** Task objective **
Retype, without alteration, each line from the line containing "Output a JSON" to the final line of the records.

** Records supplied **
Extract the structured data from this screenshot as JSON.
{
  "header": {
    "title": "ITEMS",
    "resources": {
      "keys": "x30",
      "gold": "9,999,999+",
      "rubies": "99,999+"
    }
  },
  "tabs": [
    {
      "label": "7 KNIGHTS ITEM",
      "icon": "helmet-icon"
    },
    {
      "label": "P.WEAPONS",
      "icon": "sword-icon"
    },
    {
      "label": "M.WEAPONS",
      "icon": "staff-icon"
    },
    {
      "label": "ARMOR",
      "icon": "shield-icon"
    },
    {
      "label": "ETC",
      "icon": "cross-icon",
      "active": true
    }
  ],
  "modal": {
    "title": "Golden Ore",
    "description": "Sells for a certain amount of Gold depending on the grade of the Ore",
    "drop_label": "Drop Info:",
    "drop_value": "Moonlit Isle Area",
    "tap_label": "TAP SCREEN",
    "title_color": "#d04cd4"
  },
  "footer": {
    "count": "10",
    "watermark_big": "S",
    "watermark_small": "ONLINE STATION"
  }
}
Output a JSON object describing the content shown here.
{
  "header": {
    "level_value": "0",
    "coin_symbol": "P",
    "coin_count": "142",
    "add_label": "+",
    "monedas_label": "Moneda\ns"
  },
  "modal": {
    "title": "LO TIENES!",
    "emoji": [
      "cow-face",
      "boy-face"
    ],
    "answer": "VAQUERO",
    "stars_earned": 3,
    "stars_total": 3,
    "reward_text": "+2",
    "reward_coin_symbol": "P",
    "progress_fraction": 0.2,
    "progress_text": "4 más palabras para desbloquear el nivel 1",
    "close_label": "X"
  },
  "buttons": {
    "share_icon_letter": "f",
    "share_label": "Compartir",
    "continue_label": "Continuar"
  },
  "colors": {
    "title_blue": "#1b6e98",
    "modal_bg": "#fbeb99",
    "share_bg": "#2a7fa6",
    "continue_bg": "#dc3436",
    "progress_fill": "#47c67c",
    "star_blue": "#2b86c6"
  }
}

** Solved problem **
Output a JSON object describing the content shown here.
{
  "header": {
    "level_value": "0",
    "coin_symbol": "P",
    "coin_count": "142",
    "add_label": "+",
    "monedas_label": "Moneda\ns"
  },
  "modal": {
    "title": "LO TIENES!",
    "emoji": [
      "cow-face",
      "boy-face"
    ],
    "answer": "VAQUERO",
    "stars_earned": 3,
    "stars_total": 3,
    "reward_text": "+2",
    "reward_coin_symbol": "P",
    "progress_fraction": 0.2,
    "progress_text": "4 más palabras para desbloquear el nivel 1",
    "close_label": "X"
  },
  "buttons": {
    "share_icon_letter": "f",
    "share_label": "Compartir",
    "continue_label": "Continuar"
  },
  "colors": {
    "title_blue": "#1b6e98",
    "modal_bg": "#fbeb99",
    "share_bg": "#2a7fa6",
    "continue_bg": "#dc3436",
    "progress_fill": "#47c67c",
    "star_blue": "#2b86c6"
  }
}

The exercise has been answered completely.